A representative for DHS told the crowd that the agency’s decision was not finalized for this location and it was willing to look elsewhere, but so far the Atlantic Ave. site was the best suited for the drop-in center. He said winter is coming and a decision has to be reached soon, and so far there were no better alternatives.
Towards the end the DHS and Breaking Ground workers were clearly tired and refused to repeat themselves.
Marian Moore, assistant commissioner for street outreach for DHS, explained the difference between the drop-in center and a homeless shelter. She said the drop-in center was meant to combat homelessness in the area, not just house people without a place to live.
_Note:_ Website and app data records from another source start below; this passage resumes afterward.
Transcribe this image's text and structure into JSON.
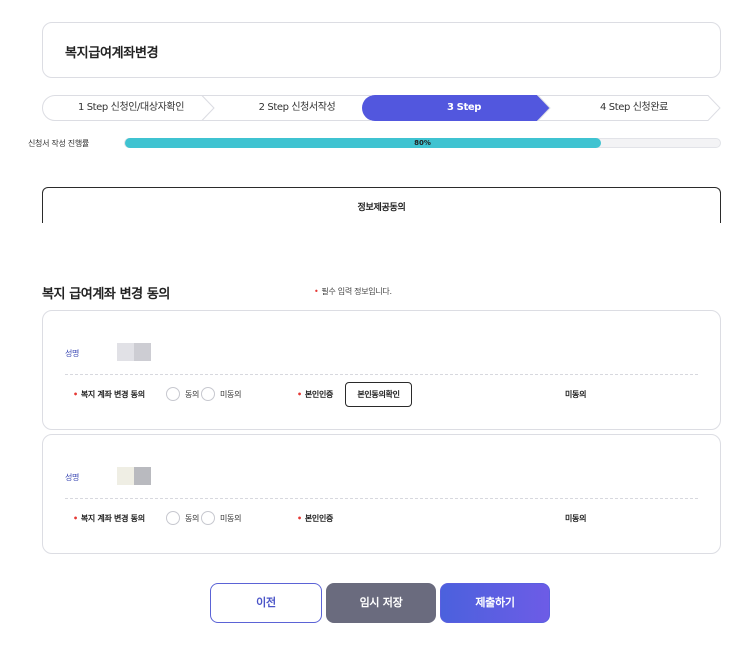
{
  "page": {
    "title": "복지급여계좌변경"
  },
  "steps": [
    {
      "label": "1 Step 신청인/대상자확인",
      "active": false
    },
    {
      "label": "2 Step 신청서작성",
      "active": false
    },
    {
      "label": "3 Step",
      "active": true
    },
    {
      "label": "4 Step 신청완료",
      "active": false
    }
  ],
  "progress": {
    "label": "신청서 작성 진행률",
    "value": 80,
    "text": "80%"
  },
  "info_section": {
    "label": "정보제공동의"
  },
  "consent": {
    "title": "복지 급여계좌 변경 동의",
    "required_note": "필수 입력 정보입니다.",
    "people": [
      {
        "name_label": "성명",
        "consent_label": "복지 계좌 변경 동의",
        "option_agree": "동의",
        "option_disagree": "미동의",
        "identity_label": "본인인증",
        "verify_button": "본인동의확인",
        "status": "미동의"
      },
      {
        "name_label": "성명",
        "consent_label": "복지 계좌 변경 동의",
        "option_agree": "동의",
        "option_disagree": "미동의",
        "identity_label": "본인인증",
        "status": "미동의"
      }
    ]
  },
  "buttons": {
    "prev": "이전",
    "temp_save": "임시 저장",
    "submit": "제출하기"
  },
  "colors": {
    "accent": "#4b61dd",
    "progress": "#3fc3d1",
    "required": "#e53935",
    "name_label": "#3d4ab4"
  }
}
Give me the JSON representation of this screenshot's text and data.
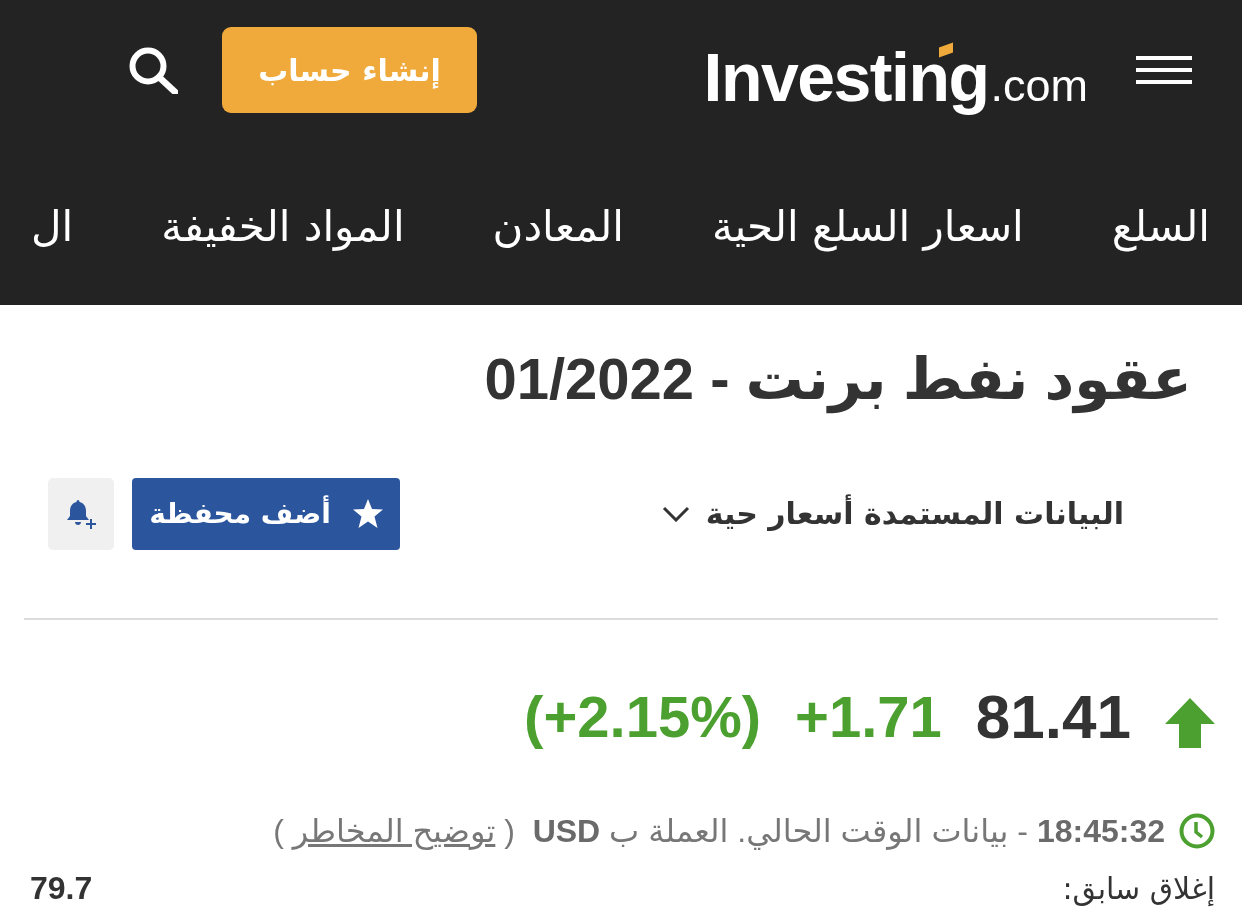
{
  "header": {
    "logo": {
      "name": "Investing",
      "suffix": ".com"
    },
    "signup_button": "إنشاء حساب"
  },
  "nav": {
    "items": [
      "السلع",
      "اسعار السلع الحية",
      "المعادن",
      "المواد الخفيفة",
      "ال"
    ]
  },
  "instrument": {
    "title": "عقود نفط برنت - 01/2022",
    "data_source": "البيانات المستمدة أسعار حية",
    "portfolio_button": "أضف محفظة"
  },
  "quote": {
    "rising": true,
    "last": "81.41",
    "change": "+1.71",
    "change_percent": "(+2.15%)"
  },
  "notice": {
    "text": "**18:45:32** - بيانات الوقت الحالي.  العملة ب **USD**",
    "open": "(",
    "link": "توضيح المخاطر",
    "close": ")"
  },
  "previous_close": {
    "label": "إغلاق سابق:",
    "value": "79.7"
  }
}
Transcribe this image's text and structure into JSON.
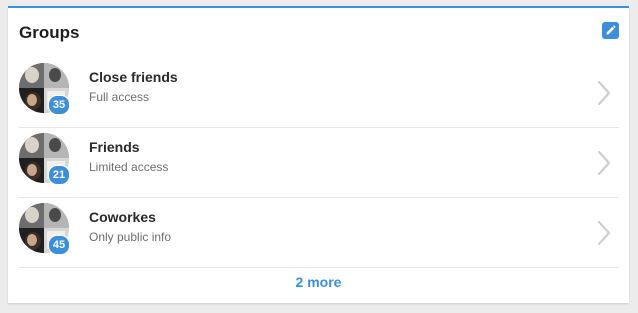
{
  "panel": {
    "title": "Groups",
    "more_label": "2 more"
  },
  "colors": {
    "accent": "#3d8fd9",
    "title": "#1e1e1e",
    "subtitle": "#6e6e6e",
    "divider": "#e6e6e6",
    "chevron": "#cfcfcf"
  },
  "groups": [
    {
      "name": "Close friends",
      "access": "Full access",
      "count": "35"
    },
    {
      "name": "Friends",
      "access": "Limited access",
      "count": "21"
    },
    {
      "name": "Coworkes",
      "access": "Only public info",
      "count": "45"
    }
  ]
}
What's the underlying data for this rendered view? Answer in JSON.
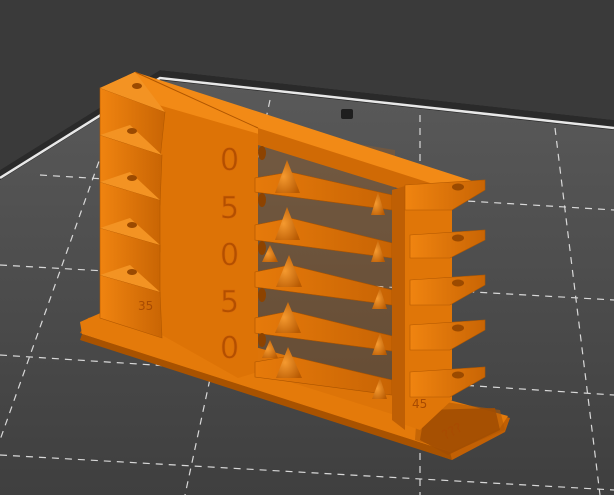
{
  "viewport": {
    "background_color": "#3a3a3a",
    "bed_color": "#4e4e4e",
    "grid_color": "#dcdcdc",
    "model_color": "#e07608",
    "model_shadow_color": "#a85200"
  },
  "model": {
    "engraved_digits": [
      "0",
      "5",
      "0",
      "5",
      "0"
    ],
    "angle_labels": {
      "left": "35",
      "right": "45"
    },
    "base_text": "???"
  }
}
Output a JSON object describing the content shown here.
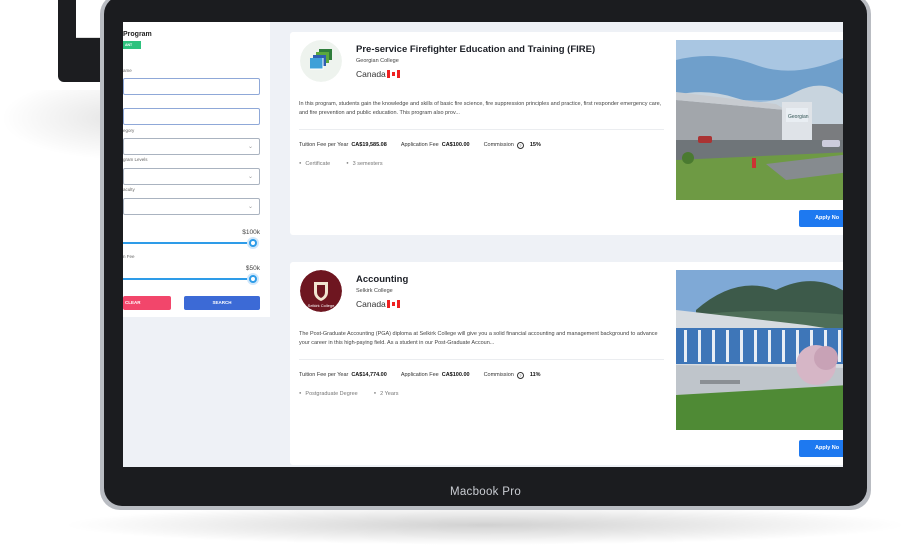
{
  "device": {
    "label": "Macbook Pro"
  },
  "sidebar": {
    "title": "Program",
    "badge": "ANT",
    "labels": [
      "ame",
      "",
      "egory",
      "gram Levels",
      "aculty",
      "",
      "n Fee"
    ],
    "tuition_max": "$100k",
    "fee_max": "$50k",
    "clear_label": "CLEAR",
    "search_label": "SEARCH"
  },
  "programs": [
    {
      "title": "Pre-service Firefighter Education and Training (FIRE)",
      "school": "Georgian College",
      "country": "Canada",
      "description": "In this program, students gain the knowledge and skills of basic fire science, fire suppression principles and practice, first responder emergency care, and fire prevention and public education. This program also prov...",
      "tuition_label": "Tuition Fee per Year",
      "tuition": "CA$19,585.08",
      "app_fee_label": "Application Fee",
      "app_fee": "CA$100.00",
      "commission_label": "Commission",
      "commission": "15%",
      "level": "Certificate",
      "duration": "3 semesters",
      "apply_label": "Apply No"
    },
    {
      "title": "Accounting",
      "school": "Selkirk College",
      "country": "Canada",
      "description": "The Post-Graduate Accounting (PGA) diploma at Selkirk College will give you a solid financial accounting and management background to advance your career in this high-paying field.  As a student in our Post-Graduate Accoun...",
      "tuition_label": "Tuition Fee per Year",
      "tuition": "CA$14,774.00",
      "app_fee_label": "Application Fee",
      "app_fee": "CA$100.00",
      "commission_label": "Commission",
      "commission": "11%",
      "level": "Postgraduate Degree",
      "duration": "2 Years",
      "apply_label": "Apply No"
    }
  ],
  "logos": {
    "selkirk_text": "Selkirk College"
  },
  "colors": {
    "accent": "#1e79f0",
    "clear": "#f2466b",
    "search": "#3c6ad6",
    "slider": "#2e9ce8",
    "badge": "#2ec27e"
  }
}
“The main primary focus of outreach is to get those folks off the street,” she said. “Those folks may be older adults who are medically frail so within the Queens community right now we don’t have any facilities to meet their needs, we don’t have any drop-ins, we don’t have any safe havens. Oftentimes the street homeless won’t go in a shelter for different reasons and we like to provide a threshold for them so they can come inside and get off the street. Sometimes these models actually save lives. It’s a warm space, a place where they can come in and shower , talk to someone and get services, get connected to income entitlements , and eventually get housing. That’s our main goal.”
Stanley Shuckman, the owner of the shopping center directly across the proposed drop-in center, told the panel that he appreciated the proposal but just not in that location.
“I believe all of the people here are here because they have big hearts,” he said. “They’re worried about their families and their communities. Knowing that these people took the time to come here is proof that everyone of them feels exactly as you do about your program, except you re just putting it in the wrong place.” He offered to help DHS and Breaking Grounds find an alternative location, much to the delight of residents. DHS agreed to talk to work with him.
At the end of the meeting it was clear that people were not satisfied. DHS and Breaking Grounds promised to continue to look at alternative sites, but made it clear that if they could not find one soon, more than likely the Ozone Park location would be converted into a transitional home this winter.